19 NGOs decry conditions at the site, now worse than ever, and call for sustainable solutions to both decongest the islands and improve conditions across first receptions centres in North Aegean Sea.
Athens, September 13, 2018 – Over 17,000 people remain crammed in Greek island reception centers with a total capacity for only 6,000, living in desperate conditions which do not meet humanitarian standards. This, despite public assurances from the Greek Minister of Migration Policy, Dimitris Vitsas, that the islands would be decongested by September and that thousands of new places would be created on the Greek mainland. As conditions continue to deteriorate, 19 civil society organisations once again urge authorities to engage in the creation of sustainable solutions for the decongestion of the islands and to immediately improve reception conditions for refugees. It is nothing short of shameful that people are expected to endure such horrific conditions on European soil.
Moria, the first reception centre on the Greek island of Lesvos, recently described in a BBC report as “the worst refugee camp in the world,” is currently hosting almost three times its capacity. The sewage system does not work and filthy toilet water reaches the tents and mattresses where children sleep. This, despite funds for sewage system improvement having been approved for some time. Reports of sexual violence and abuse are on the rise. The first reception centre on Samos is six times over its capacity.
In addition, chronic shortages in crucial staff are further exacerbated by the constant resignations of health professionals working in the island sites, who are resigning as a result of untenable working conditions. The Keelpno coordinator on Samos was recently quoted in the Greek press as saying that, despite Greece’s ongoing financial struggles, “medical staff prefer taking the road of unemployment, rather than having to work under such conditions”. Earlier this week, staff at Moria staged a strike to protest conditions at the site. Also this week, the Prefecture of the Northern Aegean described Moria as “unsuitable and dangerous for public health and the environment,” and warned that the site would be closed in 30 days if sanitary conditions are not improved dramatically. In this environment, civil society organisations working on the islands also find it increasingly difficult to do their work.
There is no excuse for the shameful conditions in which thousands of people remain trapped in limbo while they wait out their asylum claims. The Greek authorities must take immediate and urgent action to ensure that refugees benefit from full access to their basic rights and that they are accommodated in dignified conditions, in accordance with national and international law. The relief measures promised by the Greek authorities to create thousands of additional safe and dignified accommodation spaces on the mainland and transfer people off the islands to the mainland must be implemented immediately as a matter of urgency.

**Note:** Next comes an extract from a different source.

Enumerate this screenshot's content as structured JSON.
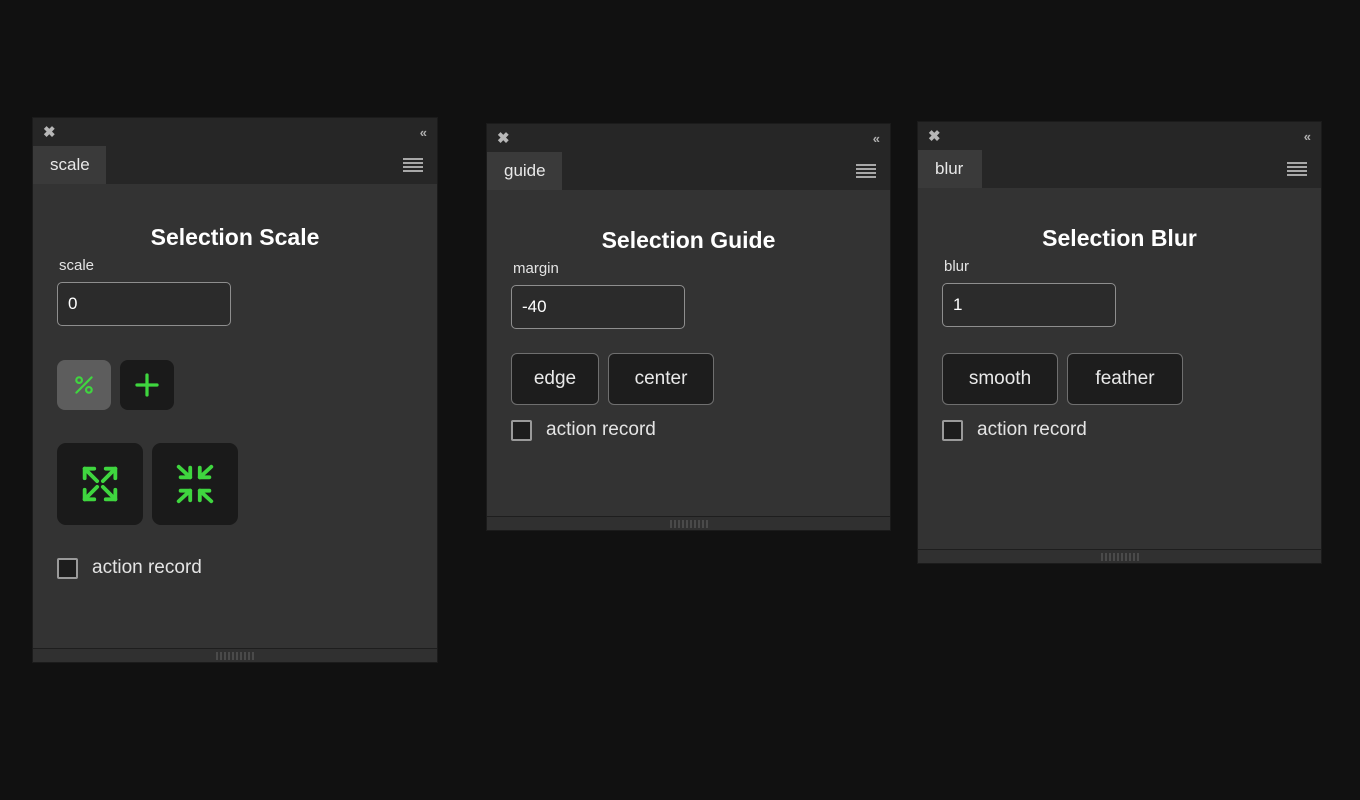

At the same time, EU leaders should urgently renew efforts to unblock discussions on the implementation of a fair and permanent mechanism of responsibility allocation within the European Union.